- Goal of the exercise
Every record below must be set down again exactly as given.

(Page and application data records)

________________________

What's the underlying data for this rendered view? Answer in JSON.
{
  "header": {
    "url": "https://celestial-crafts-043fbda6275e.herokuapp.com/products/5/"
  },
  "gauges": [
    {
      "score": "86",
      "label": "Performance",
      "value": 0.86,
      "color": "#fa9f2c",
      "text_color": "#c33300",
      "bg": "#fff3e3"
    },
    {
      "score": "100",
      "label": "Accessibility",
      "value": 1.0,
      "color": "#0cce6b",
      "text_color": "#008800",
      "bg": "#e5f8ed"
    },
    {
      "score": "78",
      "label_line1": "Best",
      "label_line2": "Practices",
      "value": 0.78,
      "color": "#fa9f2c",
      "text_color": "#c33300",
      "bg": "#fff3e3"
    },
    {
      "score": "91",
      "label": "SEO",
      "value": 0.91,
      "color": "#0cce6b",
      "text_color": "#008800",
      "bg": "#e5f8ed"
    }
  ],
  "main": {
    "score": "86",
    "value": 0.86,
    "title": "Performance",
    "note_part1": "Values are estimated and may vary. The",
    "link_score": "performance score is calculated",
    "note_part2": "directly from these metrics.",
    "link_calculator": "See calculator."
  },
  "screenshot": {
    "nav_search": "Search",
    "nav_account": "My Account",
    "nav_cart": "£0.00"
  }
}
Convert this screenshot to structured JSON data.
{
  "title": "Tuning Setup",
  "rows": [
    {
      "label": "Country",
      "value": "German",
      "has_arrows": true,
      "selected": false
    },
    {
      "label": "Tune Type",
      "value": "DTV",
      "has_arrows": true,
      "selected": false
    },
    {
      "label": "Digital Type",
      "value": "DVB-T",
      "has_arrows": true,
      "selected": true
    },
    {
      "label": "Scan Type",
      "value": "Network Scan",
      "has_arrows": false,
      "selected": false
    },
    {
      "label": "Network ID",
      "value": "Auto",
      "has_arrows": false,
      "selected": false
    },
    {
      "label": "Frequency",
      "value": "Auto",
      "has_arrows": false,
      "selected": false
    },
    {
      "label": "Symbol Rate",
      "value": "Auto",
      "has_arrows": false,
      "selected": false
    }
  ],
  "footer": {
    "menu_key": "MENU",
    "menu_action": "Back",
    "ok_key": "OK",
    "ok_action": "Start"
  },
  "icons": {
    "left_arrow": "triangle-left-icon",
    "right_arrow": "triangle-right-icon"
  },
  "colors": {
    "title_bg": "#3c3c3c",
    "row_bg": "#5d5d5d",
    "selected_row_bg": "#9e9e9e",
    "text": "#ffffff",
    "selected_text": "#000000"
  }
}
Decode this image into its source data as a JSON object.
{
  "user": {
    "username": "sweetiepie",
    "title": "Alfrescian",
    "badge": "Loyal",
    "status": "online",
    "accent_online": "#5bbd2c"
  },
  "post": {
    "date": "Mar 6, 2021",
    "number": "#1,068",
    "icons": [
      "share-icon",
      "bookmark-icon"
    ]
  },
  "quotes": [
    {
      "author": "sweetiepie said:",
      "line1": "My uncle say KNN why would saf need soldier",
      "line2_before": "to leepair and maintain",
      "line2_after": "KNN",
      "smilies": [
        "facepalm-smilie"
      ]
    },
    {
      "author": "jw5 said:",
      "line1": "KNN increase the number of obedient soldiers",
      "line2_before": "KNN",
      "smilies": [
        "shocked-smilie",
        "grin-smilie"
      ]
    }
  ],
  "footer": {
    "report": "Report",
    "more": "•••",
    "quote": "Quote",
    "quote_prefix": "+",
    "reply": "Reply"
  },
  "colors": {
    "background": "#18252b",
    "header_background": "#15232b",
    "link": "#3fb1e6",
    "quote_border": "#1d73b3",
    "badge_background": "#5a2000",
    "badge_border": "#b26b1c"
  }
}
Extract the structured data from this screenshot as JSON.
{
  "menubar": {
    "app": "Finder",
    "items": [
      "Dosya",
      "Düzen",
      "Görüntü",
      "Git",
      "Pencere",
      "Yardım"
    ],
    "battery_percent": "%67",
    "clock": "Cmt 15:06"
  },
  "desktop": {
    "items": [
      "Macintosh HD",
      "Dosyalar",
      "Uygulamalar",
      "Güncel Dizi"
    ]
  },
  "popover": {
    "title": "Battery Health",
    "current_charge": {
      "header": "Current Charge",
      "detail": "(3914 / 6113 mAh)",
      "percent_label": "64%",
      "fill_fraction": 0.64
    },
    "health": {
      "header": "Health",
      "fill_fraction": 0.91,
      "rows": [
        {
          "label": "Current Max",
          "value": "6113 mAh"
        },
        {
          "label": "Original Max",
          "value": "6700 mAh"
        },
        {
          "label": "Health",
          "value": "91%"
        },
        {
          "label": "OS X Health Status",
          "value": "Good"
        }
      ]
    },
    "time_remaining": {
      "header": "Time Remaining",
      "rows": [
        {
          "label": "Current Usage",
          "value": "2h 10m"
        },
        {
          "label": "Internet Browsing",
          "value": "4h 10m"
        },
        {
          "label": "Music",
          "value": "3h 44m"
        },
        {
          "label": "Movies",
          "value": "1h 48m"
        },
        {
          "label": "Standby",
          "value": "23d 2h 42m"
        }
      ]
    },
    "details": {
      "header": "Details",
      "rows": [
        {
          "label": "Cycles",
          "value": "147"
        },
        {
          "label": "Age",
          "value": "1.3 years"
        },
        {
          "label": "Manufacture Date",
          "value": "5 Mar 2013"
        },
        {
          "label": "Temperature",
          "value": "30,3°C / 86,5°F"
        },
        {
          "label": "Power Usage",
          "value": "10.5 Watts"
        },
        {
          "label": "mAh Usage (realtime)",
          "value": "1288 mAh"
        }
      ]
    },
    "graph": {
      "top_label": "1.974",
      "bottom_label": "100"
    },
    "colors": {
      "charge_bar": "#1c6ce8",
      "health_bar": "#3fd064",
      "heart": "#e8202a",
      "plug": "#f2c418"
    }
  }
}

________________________

- Expected answer
What's the underlying data for this rendered view? Answer in JSON.
{
  "header": {
    "url": "https://celestial-crafts-043fbda6275e.herokuapp.com/products/5/"
  },
  "gauges": [
    {
      "score": "86",
      "label": "Performance",
      "value": 0.86,
      "color": "#fa9f2c",
      "text_color": "#c33300",
      "bg": "#fff3e3"
    },
    {
      "score": "100",
      "label": "Accessibility",
      "value": 1.0,
      "color": "#0cce6b",
      "text_color": "#008800",
      "bg": "#e5f8ed"
    },
    {
      "score": "78",
      "label_line1": "Best",
      "label_line2": "Practices",
      "value": 0.78,
      "color": "#fa9f2c",
      "text_color": "#c33300",
      "bg": "#fff3e3"
    },
    {
      "score": "91",
      "label": "SEO",
      "value": 0.91,
      "color": "#0cce6b",
      "text_color": "#008800",
      "bg": "#e5f8ed"
    }
  ],
  "main": {
    "score": "86",
    "value": 0.86,
    "title": "Performance",
    "note_part1": "Values are estimated and may vary. The",
    "link_score": "performance score is calculated",
    "note_part2": "directly from these metrics.",
    "link_calculator": "See calculator."
  },
  "screenshot": {
    "nav_search": "Search",
    "nav_account": "My Account",
    "nav_cart": "£0.00"
  }
}
Convert this screenshot to structured JSON data.
{
  "title": "Tuning Setup",
  "rows": [
    {
      "label": "Country",
      "value": "German",
      "has_arrows": true,
      "selected": false
    },
    {
      "label": "Tune Type",
      "value": "DTV",
      "has_arrows": true,
      "selected": false
    },
    {
      "label": "Digital Type",
      "value": "DVB-T",
      "has_arrows": true,
      "selected": true
    },
    {
      "label": "Scan Type",
      "value": "Network Scan",
      "has_arrows": false,
      "selected": false
    },
    {
      "label": "Network ID",
      "value": "Auto",
      "has_arrows": false,
      "selected": false
    },
    {
      "label": "Frequency",
      "value": "Auto",
      "has_arrows": false,
      "selected": false
    },
    {
      "label": "Symbol Rate",
      "value": "Auto",
      "has_arrows": false,
      "selected": false
    }
  ],
  "footer": {
    "menu_key": "MENU",
    "menu_action": "Back",
    "ok_key": "OK",
    "ok_action": "Start"
  },
  "icons": {
    "left_arrow": "triangle-left-icon",
    "right_arrow": "triangle-right-icon"
  },
  "colors": {
    "title_bg": "#3c3c3c",
    "row_bg": "#5d5d5d",
    "selected_row_bg": "#9e9e9e",
    "text": "#ffffff",
    "selected_text": "#000000"
  }
}
Decode this image into its source data as a JSON object.
{
  "user": {
    "username": "sweetiepie",
    "title": "Alfrescian",
    "badge": "Loyal",
    "status": "online",
    "accent_online": "#5bbd2c"
  },
  "post": {
    "date": "Mar 6, 2021",
    "number": "#1,068",
    "icons": [
      "share-icon",
      "bookmark-icon"
    ]
  },
  "quotes": [
    {
      "author": "sweetiepie said:",
      "line1": "My uncle say KNN why would saf need soldier",
      "line2_before": "to leepair and maintain",
      "line2_after": "KNN",
      "smilies": [
        "facepalm-smilie"
      ]
    },
    {
      "author": "jw5 said:",
      "line1": "KNN increase the number of obedient soldiers",
      "line2_before": "KNN",
      "smilies": [
        "shocked-smilie",
        "grin-smilie"
      ]
    }
  ],
  "footer": {
    "report": "Report",
    "more": "•••",
    "quote": "Quote",
    "quote_prefix": "+",
    "reply": "Reply"
  },
  "colors": {
    "background": "#18252b",
    "header_background": "#15232b",
    "link": "#3fb1e6",
    "quote_border": "#1d73b3",
    "badge_background": "#5a2000",
    "badge_border": "#b26b1c"
  }
}
Extract the structured data from this screenshot as JSON.
{
  "menubar": {
    "app": "Finder",
    "items": [
      "Dosya",
      "Düzen",
      "Görüntü",
      "Git",
      "Pencere",
      "Yardım"
    ],
    "battery_percent": "%67",
    "clock": "Cmt 15:06"
  },
  "desktop": {
    "items": [
      "Macintosh HD",
      "Dosyalar",
      "Uygulamalar",
      "Güncel Dizi"
    ]
  },
  "popover": {
    "title": "Battery Health",
    "current_charge": {
      "header": "Current Charge",
      "detail": "(3914 / 6113 mAh)",
      "percent_label": "64%",
      "fill_fraction": 0.64
    },
    "health": {
      "header": "Health",
      "fill_fraction": 0.91,
      "rows": [
        {
          "label": "Current Max",
          "value": "6113 mAh"
        },
        {
          "label": "Original Max",
          "value": "6700 mAh"
        },
        {
          "label": "Health",
          "value": "91%"
        },
        {
          "label": "OS X Health Status",
          "value": "Good"
        }
      ]
    },
    "time_remaining": {
      "header": "Time Remaining",
      "rows": [
        {
          "label": "Current Usage",
          "value": "2h 10m"
        },
        {
          "label": "Internet Browsing",
          "value": "4h 10m"
        },
        {
          "label": "Music",
          "value": "3h 44m"
        },
        {
          "label": "Movies",
          "value": "1h 48m"
        },
        {
          "label": "Standby",
          "value": "23d 2h 42m"
        }
      ]
    },
    "details": {
      "header": "Details",
      "rows": [
        {
          "label": "Cycles",
          "value": "147"
        },
        {
          "label": "Age",
          "value": "1.3 years"
        },
        {
          "label": "Manufacture Date",
          "value": "5 Mar 2013"
        },
        {
          "label": "Temperature",
          "value": "30,3°C / 86,5°F"
        },
        {
          "label": "Power Usage",
          "value": "10.5 Watts"
        },
        {
          "label": "mAh Usage (realtime)",
          "value": "1288 mAh"
        }
      ]
    },
    "graph": {
      "top_label": "1.974",
      "bottom_label": "100"
    },
    "colors": {
      "charge_bar": "#1c6ce8",
      "health_bar": "#3fd064",
      "heart": "#e8202a",
      "plug": "#f2c418"
    }
  }
}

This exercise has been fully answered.